She helped Kentucky Gov. Matt Bevin develop a Medicaid expansion proposal that included a work requirement – further elevating her profile among conservatives nationwide.
“Her conservative, data-driven approach to finding viable health care solutions is exactly what America needs,” Bevin said.
The Obama administration had rejected requests to add work requirements, but it did not rule on the Kentucky application before leaving office. It’s more likely such requests will be approved if Verma is confirmed.
Tom Scully, the CMS administrator during President George W. Bush’s first term who worked with Trump’s transition team on health policy, said he is convinced she is “likely to develop the solid bipartisan relationships” it will take to run the agency in what could be a period of major change.
“I had heard great things about Seema Verma from a number of state Medicaid directors who know her well. This was all confirmed when I spent some time speaking with her,” Scully said.
Daniels said he came to know Verma well through the Healthy Indiana Plan.
He said she “came to it as a technocrat” rather than a consultant focused on pushing conservative ideology.
“She was very smart, very sound technically, and I think has by virtue of that experience, has a great orientation toward consumerism in health care, which we should all hope they make progress on,” Daniels said.
Working with Pence
Verma helped Pence retool the Healthy Indiana Plan to win the Obama administration’s approval to use it as a vehicle to expand Medicaid coverage.
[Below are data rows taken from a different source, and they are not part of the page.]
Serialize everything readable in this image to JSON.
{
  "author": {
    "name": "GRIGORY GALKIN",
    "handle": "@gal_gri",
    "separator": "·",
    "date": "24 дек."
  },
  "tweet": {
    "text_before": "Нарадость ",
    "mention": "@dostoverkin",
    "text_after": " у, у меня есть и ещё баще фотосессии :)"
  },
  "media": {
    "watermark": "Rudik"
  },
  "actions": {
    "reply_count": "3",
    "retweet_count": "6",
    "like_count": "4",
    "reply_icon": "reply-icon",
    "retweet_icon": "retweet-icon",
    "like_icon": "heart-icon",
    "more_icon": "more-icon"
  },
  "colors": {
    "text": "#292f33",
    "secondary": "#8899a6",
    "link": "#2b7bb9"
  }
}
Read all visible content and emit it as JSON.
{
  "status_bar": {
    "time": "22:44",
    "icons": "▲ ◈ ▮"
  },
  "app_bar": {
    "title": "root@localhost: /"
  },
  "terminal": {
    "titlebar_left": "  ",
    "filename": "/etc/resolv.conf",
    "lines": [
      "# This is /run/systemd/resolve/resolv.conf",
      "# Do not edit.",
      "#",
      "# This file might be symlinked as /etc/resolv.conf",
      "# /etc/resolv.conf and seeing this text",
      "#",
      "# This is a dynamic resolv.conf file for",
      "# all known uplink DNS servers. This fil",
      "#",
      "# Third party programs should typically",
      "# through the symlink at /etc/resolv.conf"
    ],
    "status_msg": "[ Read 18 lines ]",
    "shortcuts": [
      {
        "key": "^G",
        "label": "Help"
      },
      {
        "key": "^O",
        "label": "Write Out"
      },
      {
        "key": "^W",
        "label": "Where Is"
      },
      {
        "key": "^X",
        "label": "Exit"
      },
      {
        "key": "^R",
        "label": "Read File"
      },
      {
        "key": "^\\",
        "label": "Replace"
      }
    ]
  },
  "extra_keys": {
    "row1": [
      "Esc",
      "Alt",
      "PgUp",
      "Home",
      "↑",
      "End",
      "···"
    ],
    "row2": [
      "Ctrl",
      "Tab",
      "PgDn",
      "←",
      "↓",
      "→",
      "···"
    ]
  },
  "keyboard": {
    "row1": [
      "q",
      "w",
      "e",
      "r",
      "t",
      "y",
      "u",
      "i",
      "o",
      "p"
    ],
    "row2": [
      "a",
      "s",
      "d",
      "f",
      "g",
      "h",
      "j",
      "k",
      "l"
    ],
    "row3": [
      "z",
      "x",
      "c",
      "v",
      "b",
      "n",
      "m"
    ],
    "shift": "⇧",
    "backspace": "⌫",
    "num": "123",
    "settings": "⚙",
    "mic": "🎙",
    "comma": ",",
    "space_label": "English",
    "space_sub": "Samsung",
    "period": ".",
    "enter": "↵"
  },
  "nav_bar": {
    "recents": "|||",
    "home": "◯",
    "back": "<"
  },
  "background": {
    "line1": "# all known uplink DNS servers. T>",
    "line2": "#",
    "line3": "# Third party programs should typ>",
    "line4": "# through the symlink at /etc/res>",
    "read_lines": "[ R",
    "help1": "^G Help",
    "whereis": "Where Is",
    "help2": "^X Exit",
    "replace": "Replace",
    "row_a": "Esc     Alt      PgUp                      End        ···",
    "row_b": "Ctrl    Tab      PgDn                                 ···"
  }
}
It was Pence’s biggest political victory in office.
To encourage accountability, the revised program calls for low-income adults to contribute up to 2% of their income to a savings account, but also gives them enhanced medical benefits, such as dental coverage.
Those who don’t contribute either are put in a basic plan, which offers fewer benefits and requires co-pays for all services, or are dropped from coverage.
After developing the Healthy Indiana Plan, Verma played a central role in lobbying the state legislature to approve it. There, again, she faced an early setback: Cigarette companies managed to kill the tobacco tax that would have funded the program.
Verma was part of the conversations with lawmakers that eventually cleared the way for the Healthy Indiana Plan on a second vote – and stylistically, she was “as straightforward as you can get,” said Lawren Mills, who was the Daniels administration’s lobbyist at the time.
“She is poised, measured, and possesses a knowledge of the subject matter that no one can match,” Mills said. “She does not speak with flowery buzzwords or political jargon.”
Not everyone, however, sees the program as a success. Among the worries are that co-pays is deterring participants from going to the doctor or filling their prescriptions, said Judy Solomon, vice president at the left-leaning Center on Budget and Policy Priorities. Also, some low-income adults who apply for the enhanced program are not completing enrollment by paying their first month’s premium.
“Healthy Indiana should be judged on whether it is improving coverage for Medicaid beneficiaries,” Solomon said. “Research shows that premiums discourage low-income people from participating in health coverage programs and co-pays keep them from getting necessary care.”
Years later, Verma also negotiated with the Indiana Hospital Association to win its support for the program – trading reimbursement rates closer to the higher Medicare payments to service providers than traditional Medicaid for hospitals’ strong lobbying for the legislature to embrace the Healthy Indiana Plan as the state’s vehicle for Medicaid expansion.
“She is a strong believer that people should have ‘skin in the game’ – no matter how small – in terms of their own health care,” Mills said. “She believes this concept drives behavior.”
Indiana officials point to a 2016 study commissioned by the state that shows more 90% of participants made their contributions and remained in the enhanced program. Also, they were more likely to visit their primary care doctor, missed fewer appointments, went to the emergency room less frequently and took their medication.
CNN’s Phil Mattingly, Lauren Fox and Tami Luhby contributed to this report.